An older study had unearthed extinction cycles among some ancient organisms, albeit with much larger periods of about 27 million and 62 million years, possibly caused by asteroids and other cosmic agents.
“Sedimentologists have suggested that several patterns in the formation of some types of sedimentary rocks may also reflect ancient Milankovitch cyclicity, but then haven’t had the precise dating system graptolites provide to establish such conclusions so certainly,” Bambach said.
The processed species turnover data also has a bonus for astronomers. Today, stargazers can study variations in Earth’s orbit back to about 50 million years. But the fossil data allows them to infer details of Milankovitch grand cycles up to about 480 million years ago.
However, this assumes that the Milankovitch cycles had the same modern timing about 450 million years ago, which may or may not be true, Bambach said.
For David Bapst, an analytical palaeobiologist at the Texas A&M University, College Station, the study raises more questions about which forces are important in driving species diversity. He pointed to another study published earlier this year using the graptoloid dataset, which suggested that about 12% of the change in species diversity arose from how many graptoloid species were present at the time. In other words, diversity increased slowly if variation in global species was higher.
“Given that they find in this new paper that the cyclicity is only responsible for 9-16% of the variation they see in the graptoloid diversification, I’m just left wondering which component is most important, and how accounting for the effect of one impacts the other,” Bapst said.
According to Crampton, this is only one more piece in the puzzle of life on Earth. “But there are still so many things about the richness of life that we don’t understand.”
One question his team is trying to answer is how fast ecosystems recover after major extinction events.
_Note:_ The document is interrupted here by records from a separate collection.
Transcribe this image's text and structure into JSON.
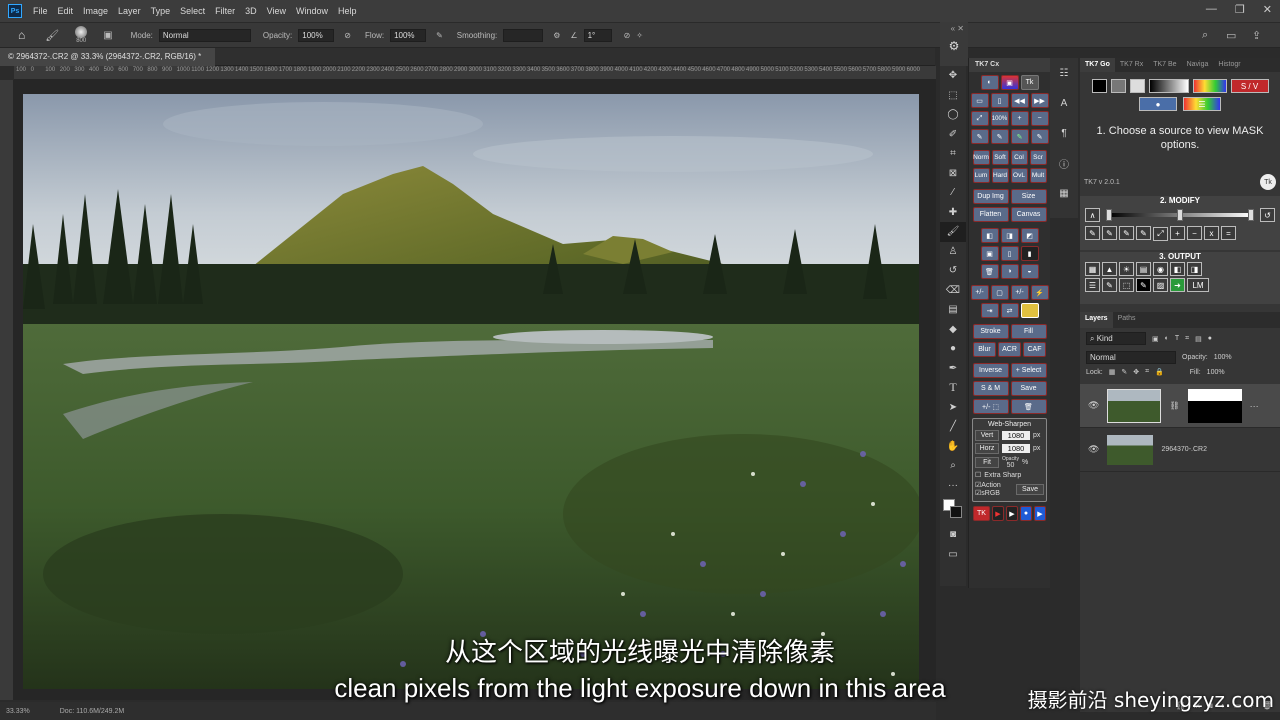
{
  "menu": [
    "File",
    "Edit",
    "Image",
    "Layer",
    "Type",
    "Select",
    "Filter",
    "3D",
    "View",
    "Window",
    "Help"
  ],
  "app_logo": "Ps",
  "options": {
    "brush_size": "800",
    "mode_label": "Mode:",
    "mode_value": "Normal",
    "opacity_label": "Opacity:",
    "opacity_value": "100%",
    "flow_label": "Flow:",
    "flow_value": "100%",
    "smoothing_label": "Smoothing:",
    "angle_value": "1°"
  },
  "document_tab": "© 2964372-.CR2 @ 33.3% (2964372-.CR2, RGB/16) *",
  "ruler_h": [
    "100",
    "0",
    "100",
    "200",
    "300",
    "400",
    "500",
    "600",
    "700",
    "800",
    "900",
    "1000",
    "1100",
    "1200",
    "1300",
    "1400",
    "1500",
    "1600",
    "1700",
    "1800",
    "1900",
    "2000",
    "2100",
    "2200",
    "2300",
    "2400",
    "2500",
    "2600",
    "2700",
    "2800",
    "2900",
    "3000",
    "3100",
    "3200",
    "3300",
    "3400",
    "3500",
    "3600",
    "3700",
    "3800",
    "3900",
    "4000",
    "4100",
    "4200",
    "4300",
    "4400",
    "4500",
    "4600",
    "4700",
    "4800",
    "4900",
    "5000",
    "5100",
    "5200",
    "5300",
    "5400",
    "5500",
    "5600",
    "5700",
    "5800",
    "5900",
    "6000"
  ],
  "status": {
    "zoom": "33.33%",
    "doc": "Doc: 110.6M/249.2M"
  },
  "subtitles": {
    "cn": "从这个区域的光线曝光中清除像素",
    "en": "clean pixels from the light exposure down in this area"
  },
  "watermark": "摄影前沿 sheyingzyz.com",
  "tk7": {
    "title": "TK7 Cx",
    "zoom": "100%",
    "row_norm": [
      "Norm",
      "Soft",
      "Col",
      "Scr"
    ],
    "row_lum": [
      "Lum",
      "Hard",
      "OvL",
      "Mult"
    ],
    "dup": "Dup Img",
    "size": "Size",
    "flatten": "Flatten",
    "canvas": "Canvas",
    "stroke": "Stroke",
    "fill": "Fill",
    "blur": "Blur",
    "acr": "ACR",
    "caf": "CAF",
    "inverse": "Inverse",
    "plus_select": "+ Select",
    "sm": "S & M",
    "save": "Save",
    "web_sharpen": "Web-Sharpen",
    "vert": "Vert",
    "horz": "Horz",
    "fit": "Fit",
    "vert_px": "1080",
    "horz_px": "1080",
    "px": "px",
    "opacity_label": "Opacity",
    "opacity_value": "50",
    "pct": "%",
    "extra_sharp": "Extra Sharp",
    "action": "Action",
    "srgb": "sRGB",
    "ws_save": "Save",
    "tk": "TK"
  },
  "right_tabs": [
    "TK7 Go",
    "TK7 Rx",
    "TK7 Be",
    "Naviga",
    "Histogr"
  ],
  "mask": {
    "sv": "S / V",
    "instruction": "1. Choose a source to view MASK options.",
    "version": "TK7 v 2.0.1",
    "modify": "2. MODIFY",
    "output": "3. OUTPUT",
    "lm": "LM"
  },
  "layers": {
    "tabs": [
      "Layers",
      "Paths"
    ],
    "kind": "Kind",
    "blend": "Normal",
    "opacity_label": "Opacity:",
    "opacity_value": "100%",
    "lock_label": "Lock:",
    "fill_label": "Fill:",
    "fill_value": "100%",
    "bottom_layer": "2964370-.CR2"
  },
  "colors": {
    "accent_red": "#c0282b",
    "accent_blue": "#1f5bd6",
    "panel": "#363636"
  }
}
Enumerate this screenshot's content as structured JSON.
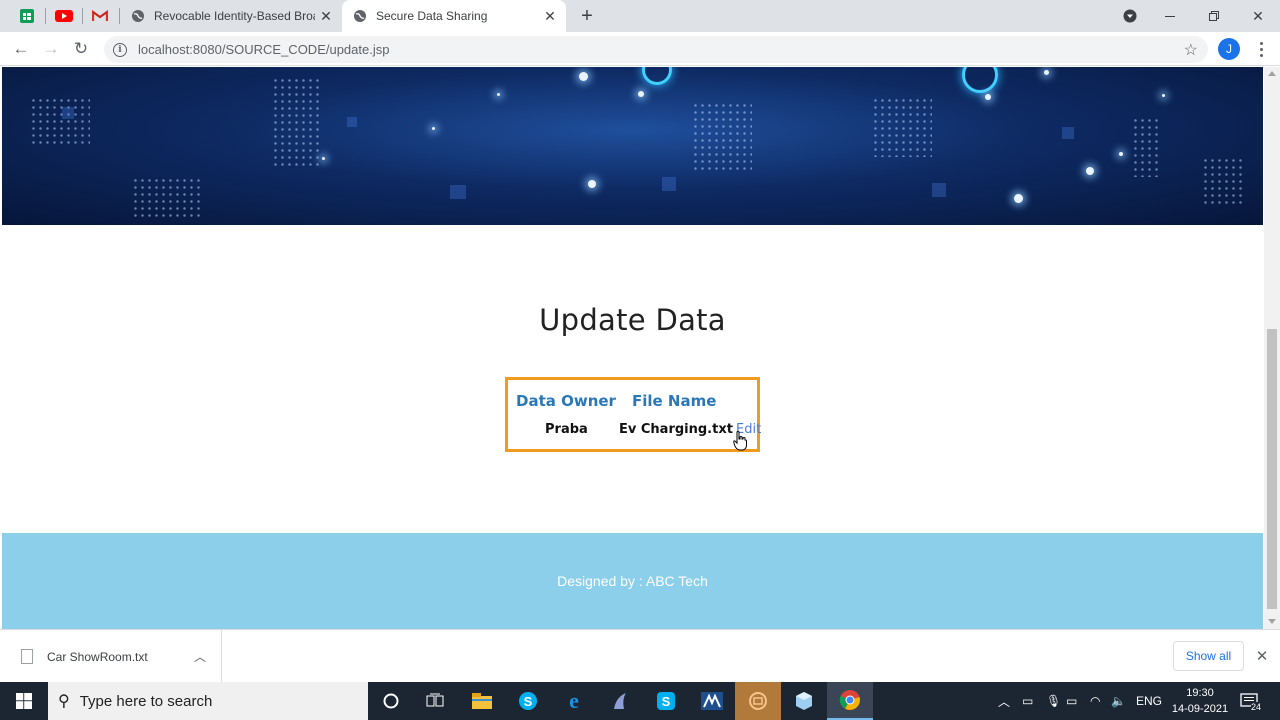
{
  "browser": {
    "tabs": [
      {
        "title": "Revocable Identity-Based Broadc",
        "active": false
      },
      {
        "title": "Secure Data Sharing",
        "active": true
      }
    ],
    "url": "localhost:8080/SOURCE_CODE/update.jsp",
    "profile_initial": "J"
  },
  "page": {
    "heading": "Update Data",
    "table": {
      "headers": [
        "Data Owner",
        "File Name"
      ],
      "rows": [
        {
          "owner": "Praba",
          "file": "Ev Charging.txt",
          "action": "Edit"
        }
      ]
    },
    "footer_text": "Designed by : ABC Tech"
  },
  "downloads": {
    "file_name": "Car ShowRoom.txt",
    "show_all_label": "Show all"
  },
  "taskbar": {
    "search_placeholder": "Type here to search",
    "language": "ENG",
    "time": "19:30",
    "date": "14-09-2021",
    "notification_count": "24"
  },
  "colors": {
    "accent_border": "#f29a1b",
    "header_text": "#2a78b8",
    "footer_bg": "#8ccfea",
    "link": "#4a7fd6"
  }
}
The answer is obviously important for today: some studies say we’re already in the middle of a sixth mass extinction. “Our data can help with this question and this is something that we will be working on,” Crampton said.
Lakshmi Supriya is a freelance science writer based in Bengaluru.